"The original incarnation of this gently recycled shirt was made in celebration of the 60th birthday of a lifelong friend. I incorporated 'combings' from her beloved Florida Gulf Coast beach, gathered over several years of 'girls trips.' It was, as is this variation, a veritable I Spy The Beach, with prints and silhouettes of mandrake leaves, shore bird feathers, sponges, starfish, crab shell, fish bone, lightening whelk shell and egg casing , scallop and ark shells, and spirals from shell interiors. Only, the ripples are made from Mt. St. John sycamore leaves.
One month after Alice's birthday, the Deepwater Horizon exploded- the worst oil spill in U.S. History. I feared that "Gifts of the Sea" might become "Elegy for the Gulf" , as the world watched rusty ribbons of oil snaking around rich coastal islands and oil-drenched birds struggling to survive.
The earth as God's gift is a common metaphor but "gift" implies the recipient has no obligation to show how the gift is used. The Earth is not ours to use and abuse, then hope to restore that which may be irreplaceable. Creation is a trust , with the current generation not owners free to do as they choose, but stewards , honoring the Earth for those to come.

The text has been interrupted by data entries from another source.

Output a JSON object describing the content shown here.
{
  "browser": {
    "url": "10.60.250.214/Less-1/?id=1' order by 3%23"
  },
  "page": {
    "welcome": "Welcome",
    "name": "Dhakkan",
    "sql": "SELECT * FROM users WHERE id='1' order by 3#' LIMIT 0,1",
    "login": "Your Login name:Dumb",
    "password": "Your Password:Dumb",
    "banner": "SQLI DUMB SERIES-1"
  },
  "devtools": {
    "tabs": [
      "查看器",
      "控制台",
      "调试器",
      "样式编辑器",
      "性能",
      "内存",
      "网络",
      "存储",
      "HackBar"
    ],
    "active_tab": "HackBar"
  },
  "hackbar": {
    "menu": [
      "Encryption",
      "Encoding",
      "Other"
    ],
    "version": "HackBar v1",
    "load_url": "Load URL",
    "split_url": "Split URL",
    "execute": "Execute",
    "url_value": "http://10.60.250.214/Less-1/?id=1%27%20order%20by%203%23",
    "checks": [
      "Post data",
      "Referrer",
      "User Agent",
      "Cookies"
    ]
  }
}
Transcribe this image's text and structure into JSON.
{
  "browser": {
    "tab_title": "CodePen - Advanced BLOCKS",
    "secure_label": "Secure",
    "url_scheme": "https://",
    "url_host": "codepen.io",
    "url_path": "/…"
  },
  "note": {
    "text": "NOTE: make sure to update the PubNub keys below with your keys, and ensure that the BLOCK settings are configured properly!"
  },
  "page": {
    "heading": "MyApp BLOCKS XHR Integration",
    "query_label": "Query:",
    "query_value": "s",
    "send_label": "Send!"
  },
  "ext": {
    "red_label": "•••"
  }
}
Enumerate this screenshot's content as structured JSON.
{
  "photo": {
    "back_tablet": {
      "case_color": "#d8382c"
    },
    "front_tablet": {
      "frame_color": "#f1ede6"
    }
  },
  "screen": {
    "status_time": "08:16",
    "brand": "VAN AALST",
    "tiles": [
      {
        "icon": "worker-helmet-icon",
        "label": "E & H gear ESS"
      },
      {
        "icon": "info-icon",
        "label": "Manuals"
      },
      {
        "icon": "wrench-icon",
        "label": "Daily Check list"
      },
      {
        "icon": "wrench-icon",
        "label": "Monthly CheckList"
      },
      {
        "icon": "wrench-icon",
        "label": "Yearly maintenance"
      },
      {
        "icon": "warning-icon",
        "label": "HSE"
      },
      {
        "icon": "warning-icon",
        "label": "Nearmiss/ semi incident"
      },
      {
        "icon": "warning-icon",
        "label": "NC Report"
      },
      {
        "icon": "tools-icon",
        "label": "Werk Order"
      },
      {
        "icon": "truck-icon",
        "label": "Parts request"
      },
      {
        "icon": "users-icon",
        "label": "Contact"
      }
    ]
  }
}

Can we prove worthy of God's trust?"
As you can see, most of the submissions to the M.E.E.C. show at Mt. St. John's are selected with care. Artists who submit usually put a lot of thought in making sure that their pieces speak to the issue and theme that the center puts out. The show is always a visual treat but is also stimulating for the mind as you can't leave without having something from the show resonate and provide food for further thought...and hopefully action.
So, artists..for next year's show, the theme is "Living Green." M.E.E.C. has a facebook page in addition to their web page. Details on the show usually hit in the fall or winter (deadlines...deadlines). If you are so inclined, I suggest that you keep an eye out and consider entering your own work if you are so moved. Here's the website again: